Parents always want their kids to learn handwriting without tears. Here are some useful tips that can be beneficial for parents to enhance their child's handwriting skills:
1. Consistent Practice: Like any other skill, handwriting improves. Set aside short, regular sessions for handwriting practice.
2. Right Tools: Use pencils that are appropriate for beginners, typically those that are thicker or have grip support.
3. Posture Check: Ensure the child is seated comfortably at a table, with their feet flat on the floor. Their back should be straight and shoulders relaxed.
4. Paper Position: For right-handers, the paper should be turned slightly to the left; for left-handers, slightly to the right. This helps in smooth wrist movement.
5. Pencil Grip: Encourage the child to hold the pencil with a tripod grip (using the thumb, index, and middle fingers).
6. Guided Lines: Use lined paper or worksheets with a clear middle line. This can help children gauge the size of their letters.
7. Forming Letters: Teach children to start letters from the top and move downwards. This makes letter formation smoother and more efficient.
8. Letter Families: Introduce letters in families/groups based on their formation. For example, c, a, d, g, and q can be one group since they all start with a similar curve.
9. Avoid Rushing: Emphasize the importance of adequately forming each letter rather than hurrying through.
10. Use Mnemonics: Mnemonic devices can aid in remembering letter shapes. For instance, for the letter 'b', you can say, "Down the bat, around the ball."
11. Feedback: Provide positive reinforcement when they do well and gentle correction when needed.
12. Tracing Activities: Let them trace over dotted letters before freehand writing. This gives them a feel for each letter's shape.
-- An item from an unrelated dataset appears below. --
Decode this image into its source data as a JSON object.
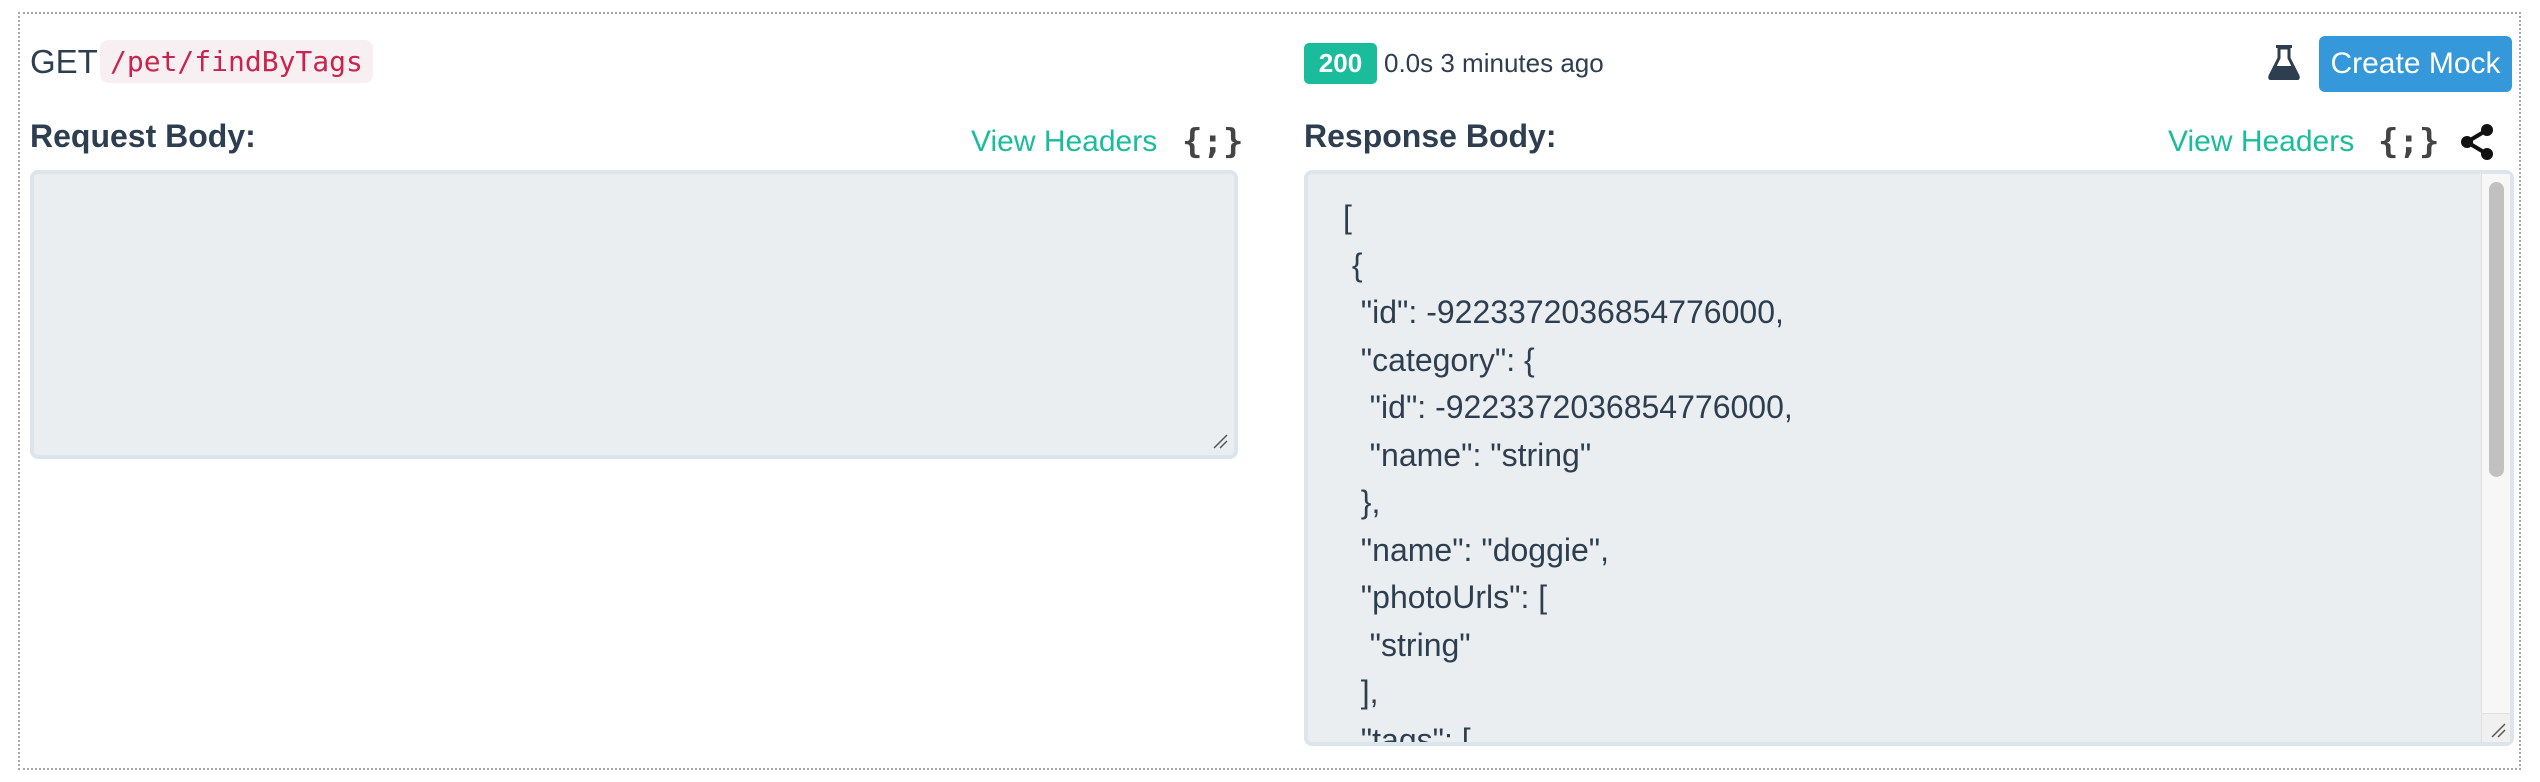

13. Fine Motor Skills: Strengthen their fingers with activities like playing with play-dough, threading beads, or using tweezers to pick up small objects.
14. Breaks: If the child is frustrated or tired, taking short breaks is okay. Pushing too hard can result in phobia.
15. Consistent Language: Use consistent terminology. If you call the short line in the letter 'a' its "tail", keep using that term.
16. Variety: Mix things up with different mediums. Let kids practice writing in sand, with chalk on the pavement, or even with water on a chalkboard.
17. Cursive vs. Print: Start with print, but consider introducing cursive once they master basic handwriting. Some kids find cursive easier and more fluid.
18. Spacing: Use tools like a popsicle stick or a finger to teach kids the right amount of space between words.
19. Handwriting Apps: There are many educational apps designed to help with handwriting. They can be a fun way to practice.
20. Patience: Remember that every child is different. Some may pick up handwriting skills faster than others. Celebrate small achievements and be patient with their pace of learning.
So you can have handwriting without tears for kids, it's crucial to ensure that kids maintain their enthusiasm for writing. The primary aim should be communication, and neatness can come with time.
Boys Without Names
by Kashmira Sheth
This is part of my children's homeschool reading curriculum. One of them loves this book as soon as he started reading it. He spent a lot of time reading it until he finished the whole book. And he likes reading over and over, too. It's one of his favourites. This is a powerful book that is too rare these days. It reveals some of the experiences happening to children around the world today. It can open your heart to the plight of those who are suffering. It is filled with tales of ancient India. All the characters are so true to life. It is really important that young people should learn about the world around them.
by Eleanor Frances Lattimore
I also included this book in our homeschool reading curriculum. 2 of my kids love this book. This is a great chapter book for the young readers. It is both absorbing and well written. It is gentle without being bland. It has a great insight into a different culture, not overburdened by it, simple language, and interesting adventures.
Little Pear is a young boy who lives in a small village in China. Although his story takes place long ago, he is much like any little boy today--always on the lookout for excitement and adventure! Little Pear is just looking for fun, but he has a knack for finding trouble without even trying! Join him as he stows away to the fair in a wheelbarrow full of vegetables, nearly flies away on a kite, has a mishap with a firecracker, and is rescued from the river by a houseboat family.
The Success Principles for Teens
How to Get From Where You Are to Where You Want to Be
by Jack Canfield
I included this book for my son's homeschool reading curriculum and I am happy that he picks it to to read without me telling him to.
Everyone wants to be successful—and today's youth are no exception. After the massive success of Jack Canfield's The Success Principles,
thousands of requests came rushing in to develop the most important
success strategies for today's teenagers. Their calls have been
Even though many teens are urged to get good grades, many feel lost when it comes to setting powerful goals and creating the life they really want. Jack Canfield, cocreator of the famed Chicken Soup for the Soul series has teamed up with successful author and young entrepreneur Kent Healy to design a fun and engaging teen-friendly book that offers the timeless information and inspiration to get from where you are to where you really want to be.